Indian parliament this week approved a proposal by the Hindu nationalist-led government that strips statehood from Jammu and Kashmir, splitting the region into two union territories.
The legislation was introduced alongside a presidential order that takes from the region and its people some political autonomy and hereditary rights by revoking Article 370 of India’s Constitution.
The changes will also lift a ban on property purchases by nonresidents of Kashmir, opening the way for Indians outside the territory to invest and settle there. The local Muslim population has long feared such measures would change Kashmir’s demography, culture and way of life.
An indefinite security lockdown has kept most of the region’s 7 million people in their homes and in the dark about the changes. Critics have already likened Kashmir’s proposed new arrangement to the West Bank or Tibet, with settlers — armed or civilian — living in guarded compounds among disenfranchised locals.
“The Indian government has pushed through these changes in contravention of domestic and international standards [...] accompanied by draconian new restrictions on freedoms of expression, assembly, and travel, and with an influx of thousands of unaccountable security personnel,” said ICJ Secretary General Sam Zarifi in the statement.
“The legality of the Indian government’s measures to eviscerate Article 370 will certainly be tested before the Indian judiciary, which should look closely at the serious violations of proper legislative and constitutional processes,” Zarifi said. “All eyes are now on the Indian Supreme Court to fulfill its functions in defense of the rights of people of Jammu and Kashmir and the Indian constitution.”

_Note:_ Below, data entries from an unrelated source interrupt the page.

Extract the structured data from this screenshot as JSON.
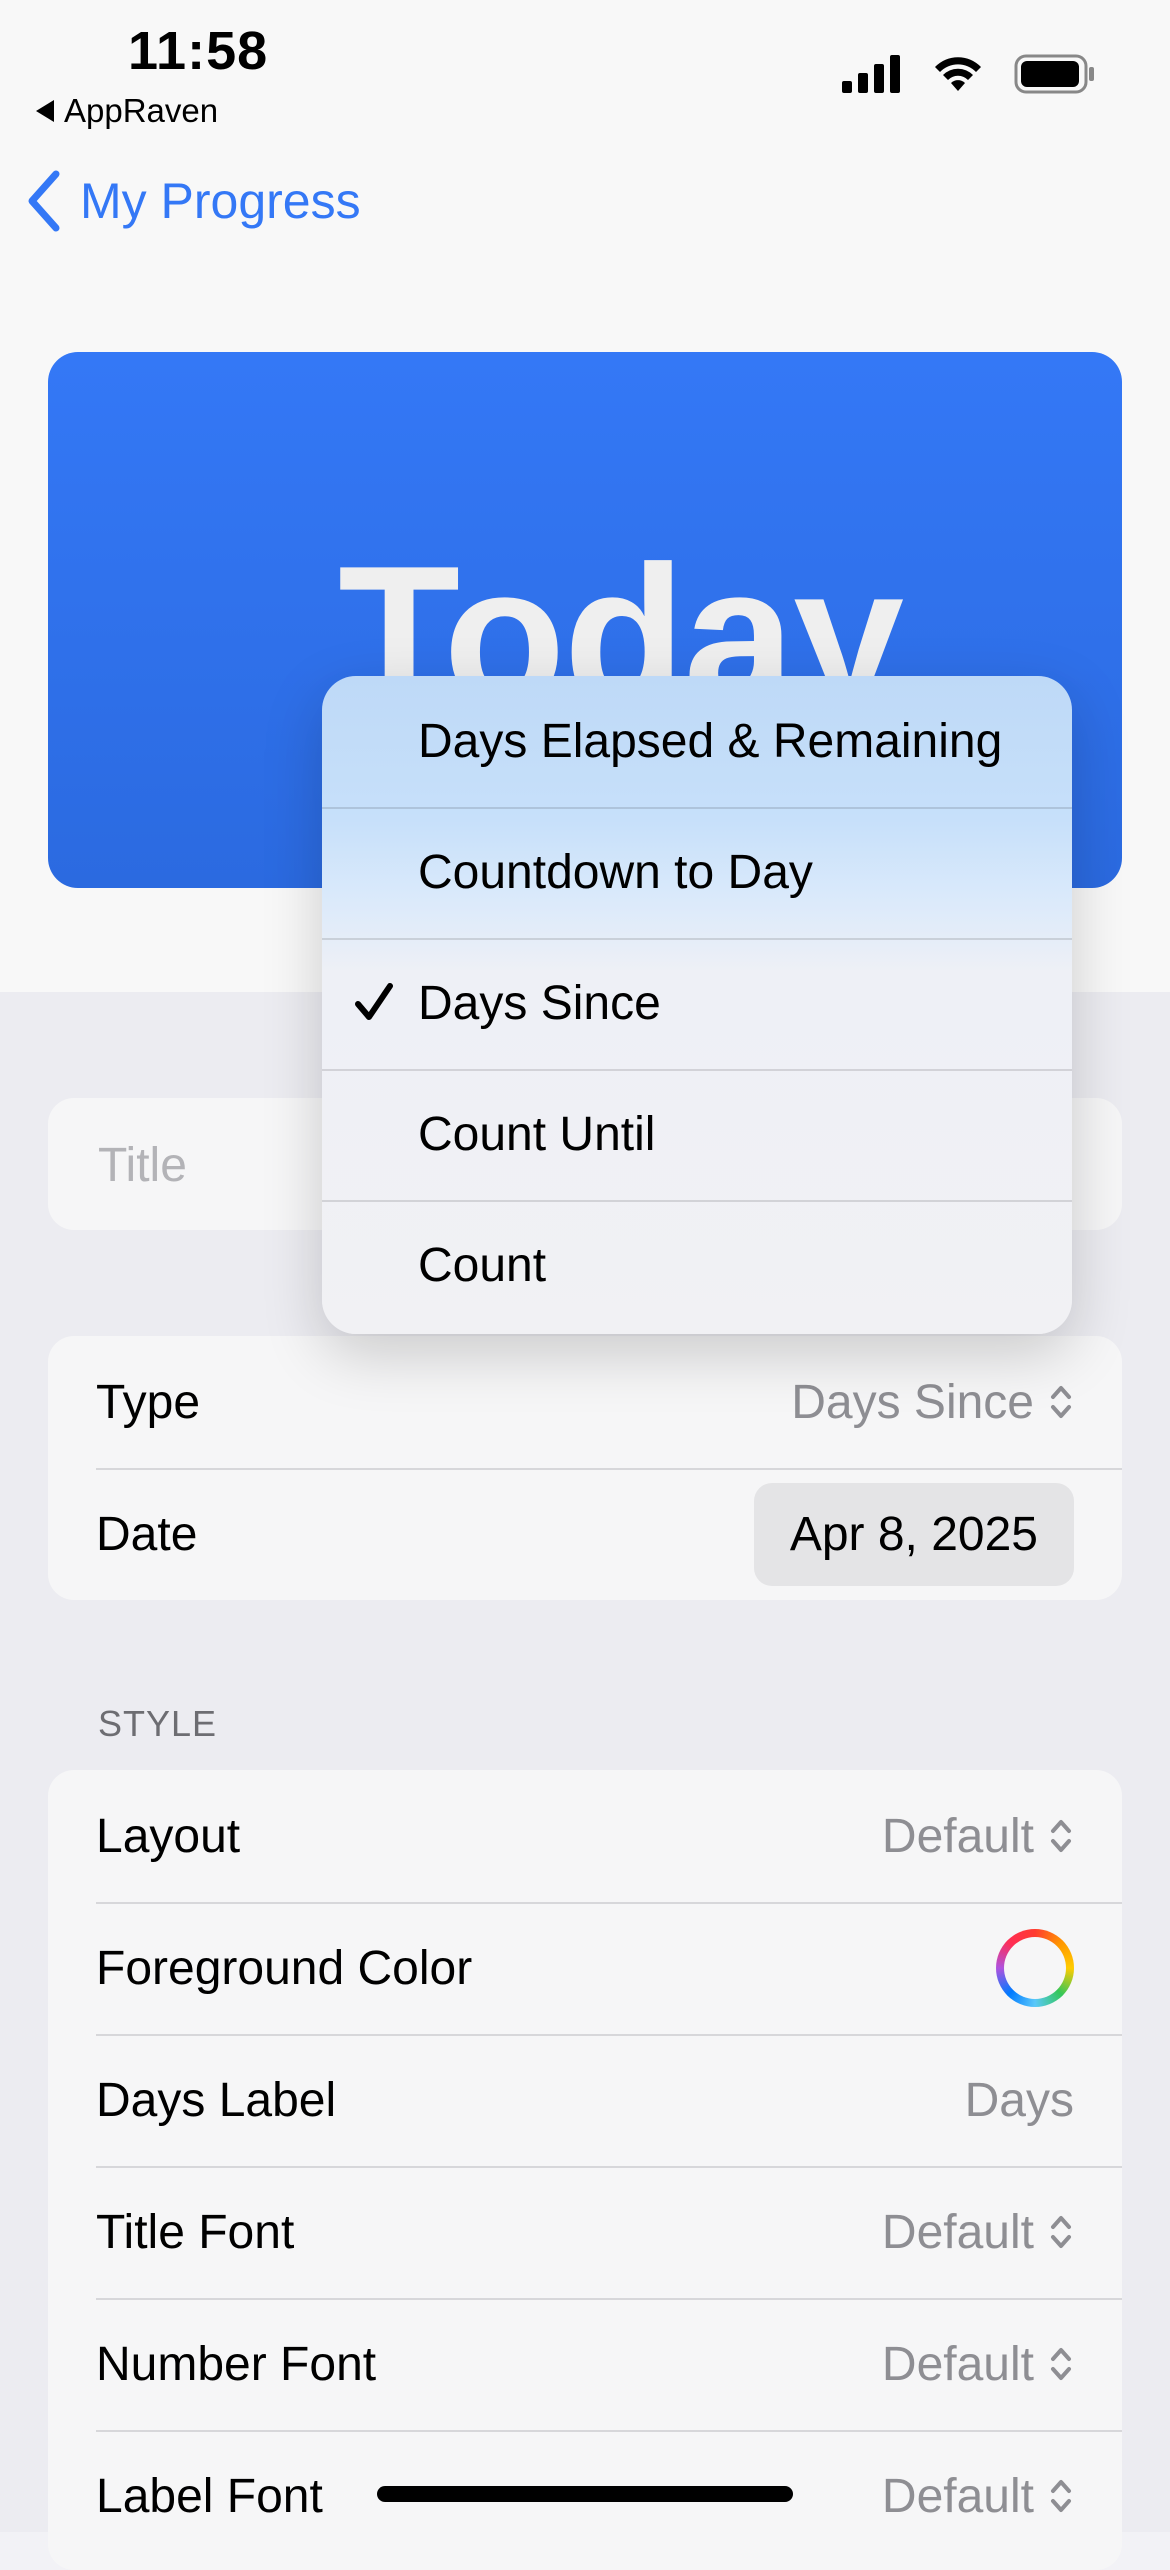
{
  "status_bar": {
    "time": "11:58",
    "back_app": "AppRaven"
  },
  "nav": {
    "back_label": "My Progress"
  },
  "preview": {
    "title": "Today"
  },
  "title_field": {
    "placeholder": "Title"
  },
  "type_row": {
    "label": "Type",
    "value": "Days Since"
  },
  "date_row": {
    "label": "Date",
    "value": "Apr 8, 2025"
  },
  "menu": {
    "items": [
      {
        "label": "Days Elapsed & Remaining",
        "selected": false
      },
      {
        "label": "Countdown to Day",
        "selected": false
      },
      {
        "label": "Days Since",
        "selected": true
      },
      {
        "label": "Count Until",
        "selected": false
      },
      {
        "label": "Count",
        "selected": false
      }
    ]
  },
  "style_section": {
    "header": "STYLE",
    "rows": [
      {
        "label": "Layout",
        "value": "Default"
      },
      {
        "label": "Foreground Color",
        "value": ""
      },
      {
        "label": "Days Label",
        "value": "Days"
      },
      {
        "label": "Title Font",
        "value": "Default"
      },
      {
        "label": "Number Font",
        "value": "Default"
      },
      {
        "label": "Label Font",
        "value": "Default"
      }
    ]
  },
  "colors": {
    "accent": "#3478f6",
    "card_blue": "#3478f6"
  }
}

The procedure adopted to revoke the special status and autonomy of Jammu and Kashmir appears to be incompatible with judgments and observations of high courts and the Indian Supreme Court, who have clarified that the President of India would need the agreement of the government of Jammu and Kashmir to change its status, read the statement by the international human rights non-governmental organisation.

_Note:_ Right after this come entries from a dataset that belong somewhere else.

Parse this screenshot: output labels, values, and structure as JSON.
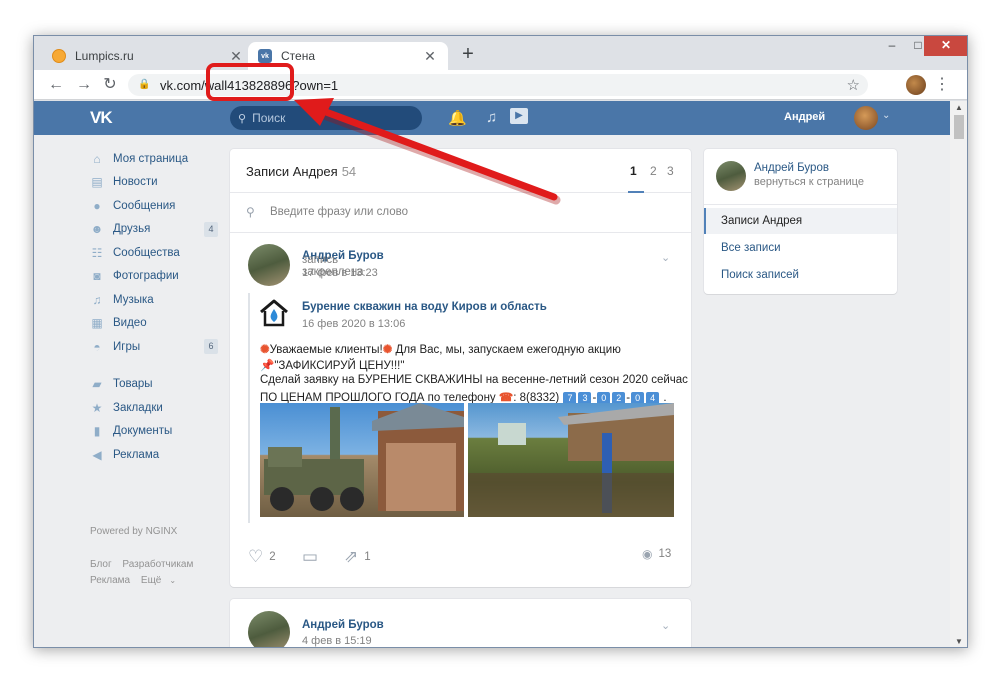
{
  "browser": {
    "tabs": [
      {
        "title": "Lumpics.ru",
        "active": false
      },
      {
        "title": "Стена",
        "active": true
      }
    ],
    "url": "vk.com/wall413828896?own=1"
  },
  "header": {
    "logo": "VK",
    "search_placeholder": "Поиск",
    "user_name": "Андрей"
  },
  "left_nav": {
    "items": [
      {
        "label": "Моя страница",
        "icon": "home-icon",
        "count": ""
      },
      {
        "label": "Новости",
        "icon": "news-icon",
        "count": ""
      },
      {
        "label": "Сообщения",
        "icon": "message-icon",
        "count": ""
      },
      {
        "label": "Друзья",
        "icon": "friends-icon",
        "count": "4"
      },
      {
        "label": "Сообщества",
        "icon": "groups-icon",
        "count": ""
      },
      {
        "label": "Фотографии",
        "icon": "camera-icon",
        "count": ""
      },
      {
        "label": "Музыка",
        "icon": "music-icon",
        "count": ""
      },
      {
        "label": "Видео",
        "icon": "video-icon",
        "count": ""
      },
      {
        "label": "Игры",
        "icon": "gamepad-icon",
        "count": "6"
      }
    ],
    "items2": [
      {
        "label": "Товары",
        "icon": "bag-icon"
      },
      {
        "label": "Закладки",
        "icon": "star-icon"
      },
      {
        "label": "Документы",
        "icon": "document-icon"
      },
      {
        "label": "Реклама",
        "icon": "megaphone-icon"
      }
    ],
    "powered": "Powered by NGINX",
    "footer": {
      "blog": "Блог",
      "dev": "Разработчикам",
      "ads": "Реклама",
      "more": "Ещё"
    }
  },
  "wall": {
    "title": "Записи Андрея",
    "count": "54",
    "pages": [
      "1",
      "2",
      "3"
    ],
    "search_placeholder": "Введите фразу или слово",
    "post": {
      "author": "Андрей Буров",
      "action": "запись закреплена",
      "date": "17 фев в 13:23",
      "repost_group": "Бурение скважин на воду Киров и область",
      "repost_date": "16 фев 2020 в 13:06",
      "line1": "Уважаемые клиенты!",
      "line1b": "Для Вас, мы, запускаем ежегодную акцию",
      "line2": "\"ЗАФИКСИРУЙ ЦЕНУ!!!\"",
      "line3": "Сделай заявку на БУРЕНИЕ СКВАЖИНЫ на весенне-летний сезон 2020 сейчас",
      "line4": "ПО ЦЕНАМ ПРОШЛОГО ГОДА по телефону",
      "phone_prefix": ": 8(8332)",
      "phone_digits": [
        "7",
        "3",
        "0",
        "2",
        "0",
        "4"
      ],
      "likes": "2",
      "shares": "1",
      "views": "13"
    },
    "post2": {
      "author": "Андрей Буров",
      "date": "4 фев в 15:19"
    }
  },
  "right_panel": {
    "name": "Андрей Буров",
    "back": "вернуться к странице",
    "items": [
      "Записи Андрея",
      "Все записи",
      "Поиск записей"
    ]
  },
  "colors": {
    "vk_blue": "#4a76a8",
    "link": "#2a5885",
    "annotation_red": "#e01b1b"
  }
}
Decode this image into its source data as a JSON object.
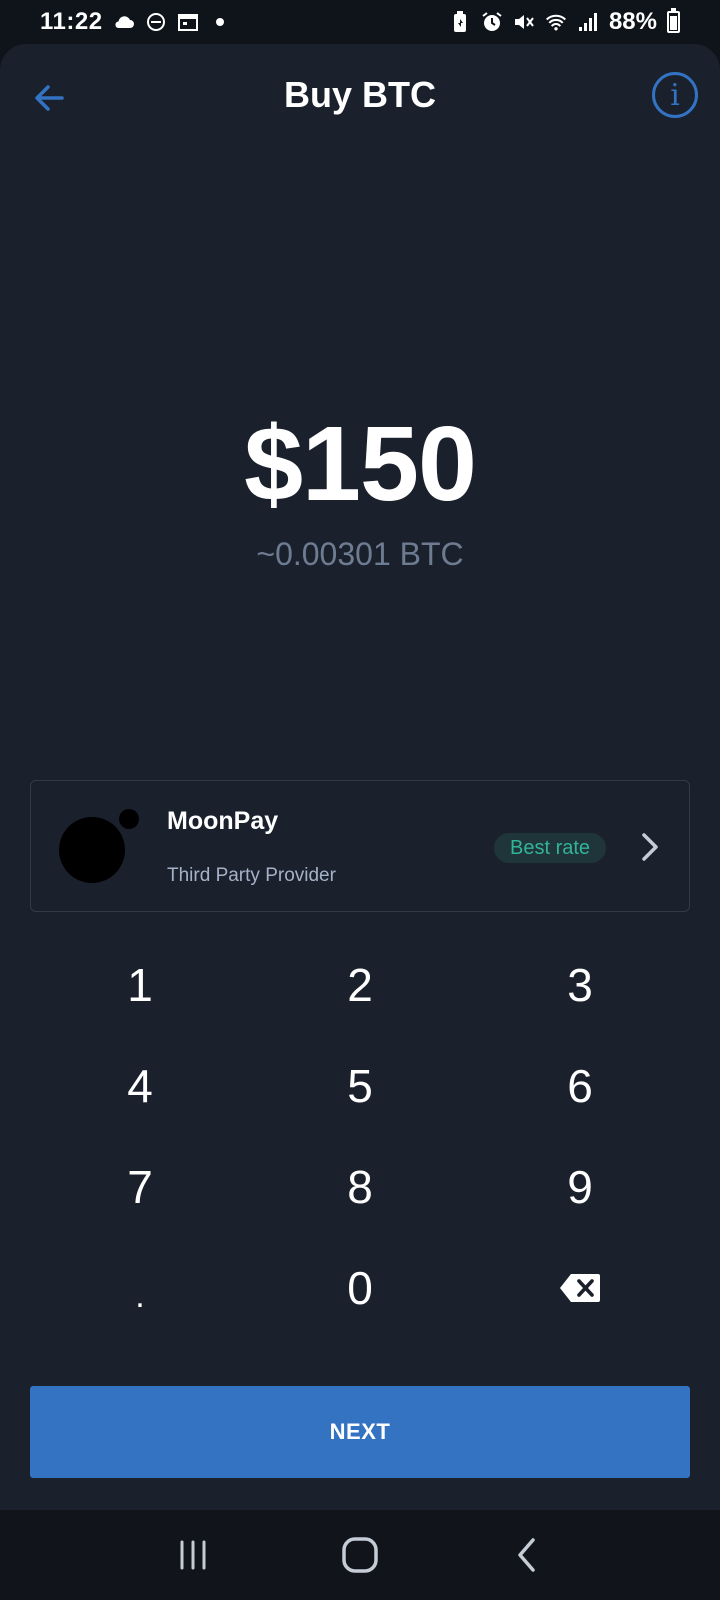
{
  "status_bar": {
    "time": "11:22",
    "battery_percent": "88%"
  },
  "header": {
    "title": "Buy BTC",
    "info_label": "i"
  },
  "amount": {
    "fiat": "$150",
    "crypto": "~0.00301 BTC"
  },
  "provider": {
    "name": "MoonPay",
    "subtitle": "Third Party Provider",
    "badge": "Best rate"
  },
  "keypad": {
    "keys": [
      "1",
      "2",
      "3",
      "4",
      "5",
      "6",
      "7",
      "8",
      "9",
      ".",
      "0"
    ]
  },
  "actions": {
    "next_label": "NEXT"
  },
  "colors": {
    "accent": "#3373c1",
    "badge_text": "#33b39a",
    "background": "#1b212c"
  }
}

Zarifi noted that the Indian government rushed through the amendments at a time when Jammu and Kashmir was under the direct rule of the Central Government, and the state legislature was dissolved.

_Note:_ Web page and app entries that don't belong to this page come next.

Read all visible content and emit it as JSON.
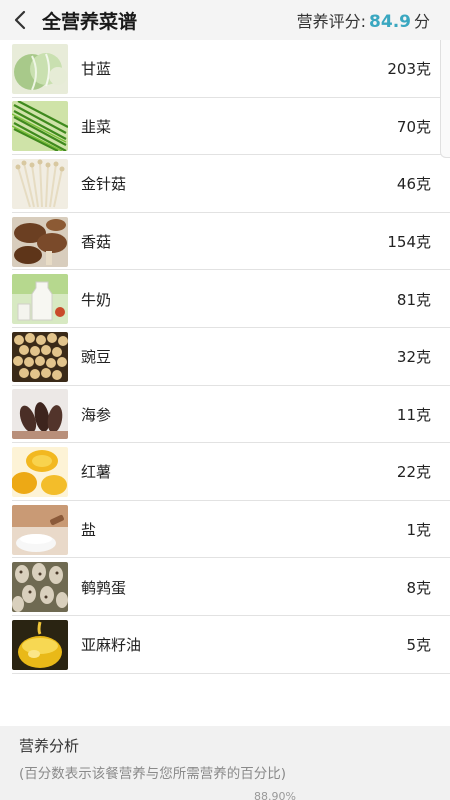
{
  "header": {
    "title": "全营养菜谱",
    "score_label": "营养评分:",
    "score_value": "84.9",
    "score_unit": "分"
  },
  "items": [
    {
      "name": "甘蓝",
      "amount": "203克",
      "icon": "cabbage-icon"
    },
    {
      "name": "韭菜",
      "amount": "70克",
      "icon": "chives-icon"
    },
    {
      "name": "金针菇",
      "amount": "46克",
      "icon": "enoki-mushroom-icon"
    },
    {
      "name": "香菇",
      "amount": "154克",
      "icon": "shiitake-mushroom-icon"
    },
    {
      "name": "牛奶",
      "amount": "81克",
      "icon": "milk-icon"
    },
    {
      "name": "豌豆",
      "amount": "32克",
      "icon": "pea-icon"
    },
    {
      "name": "海参",
      "amount": "11克",
      "icon": "sea-cucumber-icon"
    },
    {
      "name": "红薯",
      "amount": "22克",
      "icon": "sweet-potato-icon"
    },
    {
      "name": "盐",
      "amount": "1克",
      "icon": "salt-icon"
    },
    {
      "name": "鹌鹑蛋",
      "amount": "8克",
      "icon": "quail-egg-icon"
    },
    {
      "name": "亚麻籽油",
      "amount": "5克",
      "icon": "flaxseed-oil-icon"
    }
  ],
  "analysis": {
    "title": "营养分析",
    "note": "(百分数表示该餐营养与您所需营养的百分比)",
    "first_percent": "88.90%"
  },
  "colors": {
    "accent": "#3aa7c0",
    "header_bg": "#f4f4f4",
    "analysis_bg": "#f1f1f1"
  }
}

The statement also refers to the reports by the United Nations High Commissioner for Human Rights on Kashmir that speak about the grave human rights violations — including unlawful killings, enforced disappearances and torture — committed with impunity by Indian security forces.
The UN High Commissioner for Human Rights in both reports recommended to the Indian government to “fully respect the right of self-determination of the people of Kashmir as protected under international law”, noted the statement.
"The ICJ condemns the legislative steps taken with respect to Jammu and Kashmir, and calls on the Indian government to implement in full the UN High Commissioner’s recommendations," read the statement.